(Collected data)
******
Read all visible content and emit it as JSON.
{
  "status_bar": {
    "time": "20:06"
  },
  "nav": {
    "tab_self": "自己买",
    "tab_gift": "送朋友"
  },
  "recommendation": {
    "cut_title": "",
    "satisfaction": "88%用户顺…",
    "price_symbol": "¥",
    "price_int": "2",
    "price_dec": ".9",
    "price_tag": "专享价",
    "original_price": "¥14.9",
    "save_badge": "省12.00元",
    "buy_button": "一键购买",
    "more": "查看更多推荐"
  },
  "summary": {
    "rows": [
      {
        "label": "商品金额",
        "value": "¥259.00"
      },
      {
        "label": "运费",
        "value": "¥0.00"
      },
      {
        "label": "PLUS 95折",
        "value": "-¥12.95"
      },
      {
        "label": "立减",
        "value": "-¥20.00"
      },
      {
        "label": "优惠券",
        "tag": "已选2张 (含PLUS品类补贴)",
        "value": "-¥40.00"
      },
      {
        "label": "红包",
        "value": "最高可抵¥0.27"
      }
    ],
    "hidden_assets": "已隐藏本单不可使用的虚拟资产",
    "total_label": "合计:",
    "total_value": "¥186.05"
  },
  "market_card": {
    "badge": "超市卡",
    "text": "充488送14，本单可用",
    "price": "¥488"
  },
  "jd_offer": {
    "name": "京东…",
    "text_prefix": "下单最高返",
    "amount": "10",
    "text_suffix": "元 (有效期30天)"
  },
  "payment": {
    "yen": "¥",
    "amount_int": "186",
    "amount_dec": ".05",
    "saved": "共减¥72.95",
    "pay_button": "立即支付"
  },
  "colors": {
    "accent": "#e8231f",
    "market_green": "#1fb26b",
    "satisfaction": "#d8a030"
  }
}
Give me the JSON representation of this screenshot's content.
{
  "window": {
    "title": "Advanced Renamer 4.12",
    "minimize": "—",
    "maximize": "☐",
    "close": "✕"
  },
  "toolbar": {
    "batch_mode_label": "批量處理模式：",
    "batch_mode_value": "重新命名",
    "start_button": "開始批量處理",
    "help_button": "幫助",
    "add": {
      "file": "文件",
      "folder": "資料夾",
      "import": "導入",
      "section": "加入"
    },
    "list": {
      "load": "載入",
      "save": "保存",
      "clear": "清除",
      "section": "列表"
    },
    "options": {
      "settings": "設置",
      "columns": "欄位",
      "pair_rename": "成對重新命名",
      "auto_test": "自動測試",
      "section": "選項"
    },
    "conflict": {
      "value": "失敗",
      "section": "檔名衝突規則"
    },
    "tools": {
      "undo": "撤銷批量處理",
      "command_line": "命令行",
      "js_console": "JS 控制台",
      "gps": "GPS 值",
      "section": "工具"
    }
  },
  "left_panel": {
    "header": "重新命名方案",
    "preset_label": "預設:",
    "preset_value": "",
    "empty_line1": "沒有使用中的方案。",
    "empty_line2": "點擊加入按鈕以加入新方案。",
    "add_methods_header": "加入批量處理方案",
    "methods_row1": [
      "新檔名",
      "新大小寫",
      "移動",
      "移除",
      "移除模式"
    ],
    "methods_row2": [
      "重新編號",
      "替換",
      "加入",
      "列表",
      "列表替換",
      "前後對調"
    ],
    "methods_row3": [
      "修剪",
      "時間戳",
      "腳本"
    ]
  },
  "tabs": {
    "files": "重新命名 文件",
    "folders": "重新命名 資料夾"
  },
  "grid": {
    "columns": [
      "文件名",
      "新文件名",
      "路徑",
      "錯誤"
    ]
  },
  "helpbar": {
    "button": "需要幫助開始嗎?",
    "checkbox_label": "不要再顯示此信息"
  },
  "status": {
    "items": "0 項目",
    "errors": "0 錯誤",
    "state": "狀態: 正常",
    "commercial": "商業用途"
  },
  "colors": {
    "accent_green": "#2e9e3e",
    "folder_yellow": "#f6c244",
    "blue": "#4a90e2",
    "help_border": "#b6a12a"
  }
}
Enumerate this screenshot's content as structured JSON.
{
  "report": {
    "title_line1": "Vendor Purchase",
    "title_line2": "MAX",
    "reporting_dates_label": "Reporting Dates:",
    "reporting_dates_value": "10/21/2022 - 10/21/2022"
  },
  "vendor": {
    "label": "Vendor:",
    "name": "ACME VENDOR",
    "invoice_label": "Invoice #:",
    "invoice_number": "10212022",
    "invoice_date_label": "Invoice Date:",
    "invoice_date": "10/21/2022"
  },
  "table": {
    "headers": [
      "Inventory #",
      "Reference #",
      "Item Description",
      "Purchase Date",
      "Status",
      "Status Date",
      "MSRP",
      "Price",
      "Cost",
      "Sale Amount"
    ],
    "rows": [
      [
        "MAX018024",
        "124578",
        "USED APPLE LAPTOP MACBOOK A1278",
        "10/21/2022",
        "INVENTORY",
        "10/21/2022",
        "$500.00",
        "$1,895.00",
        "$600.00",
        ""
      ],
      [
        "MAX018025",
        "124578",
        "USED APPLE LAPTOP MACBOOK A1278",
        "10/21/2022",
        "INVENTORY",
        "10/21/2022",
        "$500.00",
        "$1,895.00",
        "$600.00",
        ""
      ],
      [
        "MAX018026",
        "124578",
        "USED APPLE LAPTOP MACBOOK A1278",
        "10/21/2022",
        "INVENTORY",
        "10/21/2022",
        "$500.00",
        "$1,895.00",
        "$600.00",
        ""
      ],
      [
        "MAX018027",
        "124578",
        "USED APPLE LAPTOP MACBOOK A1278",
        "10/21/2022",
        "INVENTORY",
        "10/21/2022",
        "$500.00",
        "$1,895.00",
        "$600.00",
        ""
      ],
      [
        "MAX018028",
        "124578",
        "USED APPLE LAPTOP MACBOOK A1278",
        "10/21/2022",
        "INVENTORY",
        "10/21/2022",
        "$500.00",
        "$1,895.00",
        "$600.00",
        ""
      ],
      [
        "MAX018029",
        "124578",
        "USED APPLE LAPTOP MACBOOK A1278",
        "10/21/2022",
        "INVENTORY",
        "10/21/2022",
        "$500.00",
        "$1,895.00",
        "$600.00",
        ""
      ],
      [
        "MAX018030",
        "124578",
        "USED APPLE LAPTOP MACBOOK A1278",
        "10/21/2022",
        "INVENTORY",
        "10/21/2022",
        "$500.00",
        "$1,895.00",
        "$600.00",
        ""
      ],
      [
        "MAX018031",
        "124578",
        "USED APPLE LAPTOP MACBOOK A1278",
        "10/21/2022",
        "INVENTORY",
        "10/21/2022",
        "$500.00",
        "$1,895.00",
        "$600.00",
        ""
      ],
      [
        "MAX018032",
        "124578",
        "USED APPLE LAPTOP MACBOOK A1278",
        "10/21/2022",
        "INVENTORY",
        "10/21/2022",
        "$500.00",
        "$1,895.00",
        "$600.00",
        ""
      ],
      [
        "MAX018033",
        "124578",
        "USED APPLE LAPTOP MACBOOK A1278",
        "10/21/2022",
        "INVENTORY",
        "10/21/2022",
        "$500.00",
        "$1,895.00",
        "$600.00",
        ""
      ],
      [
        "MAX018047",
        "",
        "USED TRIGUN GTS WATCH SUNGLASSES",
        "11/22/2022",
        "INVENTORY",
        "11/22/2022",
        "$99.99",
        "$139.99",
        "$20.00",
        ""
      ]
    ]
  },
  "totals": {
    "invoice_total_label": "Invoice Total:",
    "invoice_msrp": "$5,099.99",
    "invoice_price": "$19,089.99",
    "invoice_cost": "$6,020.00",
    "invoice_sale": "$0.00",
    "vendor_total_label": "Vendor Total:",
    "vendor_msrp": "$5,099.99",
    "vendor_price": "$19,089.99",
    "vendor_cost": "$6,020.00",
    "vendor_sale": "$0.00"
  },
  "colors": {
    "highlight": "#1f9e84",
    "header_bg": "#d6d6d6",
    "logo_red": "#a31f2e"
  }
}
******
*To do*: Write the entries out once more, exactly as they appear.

*Result*:
Read all visible content and emit it as JSON.
{
  "status_bar": {
    "time": "20:06"
  },
  "nav": {
    "tab_self": "自己买",
    "tab_gift": "送朋友"
  },
  "recommendation": {
    "cut_title": "",
    "satisfaction": "88%用户顺…",
    "price_symbol": "¥",
    "price_int": "2",
    "price_dec": ".9",
    "price_tag": "专享价",
    "original_price": "¥14.9",
    "save_badge": "省12.00元",
    "buy_button": "一键购买",
    "more": "查看更多推荐"
  },
  "summary": {
    "rows": [
      {
        "label": "商品金额",
        "value": "¥259.00"
      },
      {
        "label": "运费",
        "value": "¥0.00"
      },
      {
        "label": "PLUS 95折",
        "value": "-¥12.95"
      },
      {
        "label": "立减",
        "value": "-¥20.00"
      },
      {
        "label": "优惠券",
        "tag": "已选2张 (含PLUS品类补贴)",
        "value": "-¥40.00"
      },
      {
        "label": "红包",
        "value": "最高可抵¥0.27"
      }
    ],
    "hidden_assets": "已隐藏本单不可使用的虚拟资产",
    "total_label": "合计:",
    "total_value": "¥186.05"
  },
  "market_card": {
    "badge": "超市卡",
    "text": "充488送14，本单可用",
    "price": "¥488"
  },
  "jd_offer": {
    "name": "京东…",
    "text_prefix": "下单最高返",
    "amount": "10",
    "text_suffix": "元 (有效期30天)"
  },
  "payment": {
    "yen": "¥",
    "amount_int": "186",
    "amount_dec": ".05",
    "saved": "共减¥72.95",
    "pay_button": "立即支付"
  },
  "colors": {
    "accent": "#e8231f",
    "market_green": "#1fb26b",
    "satisfaction": "#d8a030"
  }
}
Give me the JSON representation of this screenshot's content.
{
  "window": {
    "title": "Advanced Renamer 4.12",
    "minimize": "—",
    "maximize": "☐",
    "close": "✕"
  },
  "toolbar": {
    "batch_mode_label": "批量處理模式：",
    "batch_mode_value": "重新命名",
    "start_button": "開始批量處理",
    "help_button": "幫助",
    "add": {
      "file": "文件",
      "folder": "資料夾",
      "import": "導入",
      "section": "加入"
    },
    "list": {
      "load": "載入",
      "save": "保存",
      "clear": "清除",
      "section": "列表"
    },
    "options": {
      "settings": "設置",
      "columns": "欄位",
      "pair_rename": "成對重新命名",
      "auto_test": "自動測試",
      "section": "選項"
    },
    "conflict": {
      "value": "失敗",
      "section": "檔名衝突規則"
    },
    "tools": {
      "undo": "撤銷批量處理",
      "command_line": "命令行",
      "js_console": "JS 控制台",
      "gps": "GPS 值",
      "section": "工具"
    }
  },
  "left_panel": {
    "header": "重新命名方案",
    "preset_label": "預設:",
    "preset_value": "",
    "empty_line1": "沒有使用中的方案。",
    "empty_line2": "點擊加入按鈕以加入新方案。",
    "add_methods_header": "加入批量處理方案",
    "methods_row1": [
      "新檔名",
      "新大小寫",
      "移動",
      "移除",
      "移除模式"
    ],
    "methods_row2": [
      "重新編號",
      "替換",
      "加入",
      "列表",
      "列表替換",
      "前後對調"
    ],
    "methods_row3": [
      "修剪",
      "時間戳",
      "腳本"
    ]
  },
  "tabs": {
    "files": "重新命名 文件",
    "folders": "重新命名 資料夾"
  },
  "grid": {
    "columns": [
      "文件名",
      "新文件名",
      "路徑",
      "錯誤"
    ]
  },
  "helpbar": {
    "button": "需要幫助開始嗎?",
    "checkbox_label": "不要再顯示此信息"
  },
  "status": {
    "items": "0 項目",
    "errors": "0 錯誤",
    "state": "狀態: 正常",
    "commercial": "商業用途"
  },
  "colors": {
    "accent_green": "#2e9e3e",
    "folder_yellow": "#f6c244",
    "blue": "#4a90e2",
    "help_border": "#b6a12a"
  }
}
Enumerate this screenshot's content as structured JSON.
{
  "report": {
    "title_line1": "Vendor Purchase",
    "title_line2": "MAX",
    "reporting_dates_label": "Reporting Dates:",
    "reporting_dates_value": "10/21/2022 - 10/21/2022"
  },
  "vendor": {
    "label": "Vendor:",
    "name": "ACME VENDOR",
    "invoice_label": "Invoice #:",
    "invoice_number": "10212022",
    "invoice_date_label": "Invoice Date:",
    "invoice_date": "10/21/2022"
  },
  "table": {
    "headers": [
      "Inventory #",
      "Reference #",
      "Item Description",
      "Purchase Date",
      "Status",
      "Status Date",
      "MSRP",
      "Price",
      "Cost",
      "Sale Amount"
    ],
    "rows": [
      [
        "MAX018024",
        "124578",
        "USED APPLE LAPTOP MACBOOK A1278",
        "10/21/2022",
        "INVENTORY",
        "10/21/2022",
        "$500.00",
        "$1,895.00",
        "$600.00",
        ""
      ],
      [
        "MAX018025",
        "124578",
        "USED APPLE LAPTOP MACBOOK A1278",
        "10/21/2022",
        "INVENTORY",
        "10/21/2022",
        "$500.00",
        "$1,895.00",
        "$600.00",
        ""
      ],
      [
        "MAX018026",
        "124578",
        "USED APPLE LAPTOP MACBOOK A1278",
        "10/21/2022",
        "INVENTORY",
        "10/21/2022",
        "$500.00",
        "$1,895.00",
        "$600.00",
        ""
      ],
      [
        "MAX018027",
        "124578",
        "USED APPLE LAPTOP MACBOOK A1278",
        "10/21/2022",
        "INVENTORY",
        "10/21/2022",
        "$500.00",
        "$1,895.00",
        "$600.00",
        ""
      ],
      [
        "MAX018028",
        "124578",
        "USED APPLE LAPTOP MACBOOK A1278",
        "10/21/2022",
        "INVENTORY",
        "10/21/2022",
        "$500.00",
        "$1,895.00",
        "$600.00",
        ""
      ],
      [
        "MAX018029",
        "124578",
        "USED APPLE LAPTOP MACBOOK A1278",
        "10/21/2022",
        "INVENTORY",
        "10/21/2022",
        "$500.00",
        "$1,895.00",
        "$600.00",
        ""
      ],
      [
        "MAX018030",
        "124578",
        "USED APPLE LAPTOP MACBOOK A1278",
        "10/21/2022",
        "INVENTORY",
        "10/21/2022",
        "$500.00",
        "$1,895.00",
        "$600.00",
        ""
      ],
      [
        "MAX018031",
        "124578",
        "USED APPLE LAPTOP MACBOOK A1278",
        "10/21/2022",
        "INVENTORY",
        "10/21/2022",
        "$500.00",
        "$1,895.00",
        "$600.00",
        ""
      ],
      [
        "MAX018032",
        "124578",
        "USED APPLE LAPTOP MACBOOK A1278",
        "10/21/2022",
        "INVENTORY",
        "10/21/2022",
        "$500.00",
        "$1,895.00",
        "$600.00",
        ""
      ],
      [
        "MAX018033",
        "124578",
        "USED APPLE LAPTOP MACBOOK A1278",
        "10/21/2022",
        "INVENTORY",
        "10/21/2022",
        "$500.00",
        "$1,895.00",
        "$600.00",
        ""
      ],
      [
        "MAX018047",
        "",
        "USED TRIGUN GTS WATCH SUNGLASSES",
        "11/22/2022",
        "INVENTORY",
        "11/22/2022",
        "$99.99",
        "$139.99",
        "$20.00",
        ""
      ]
    ]
  },
  "totals": {
    "invoice_total_label": "Invoice Total:",
    "invoice_msrp": "$5,099.99",
    "invoice_price": "$19,089.99",
    "invoice_cost": "$6,020.00",
    "invoice_sale": "$0.00",
    "vendor_total_label": "Vendor Total:",
    "vendor_msrp": "$5,099.99",
    "vendor_price": "$19,089.99",
    "vendor_cost": "$6,020.00",
    "vendor_sale": "$0.00"
  },
  "colors": {
    "highlight": "#1f9e84",
    "header_bg": "#d6d6d6",
    "logo_red": "#a31f2e"
  }
}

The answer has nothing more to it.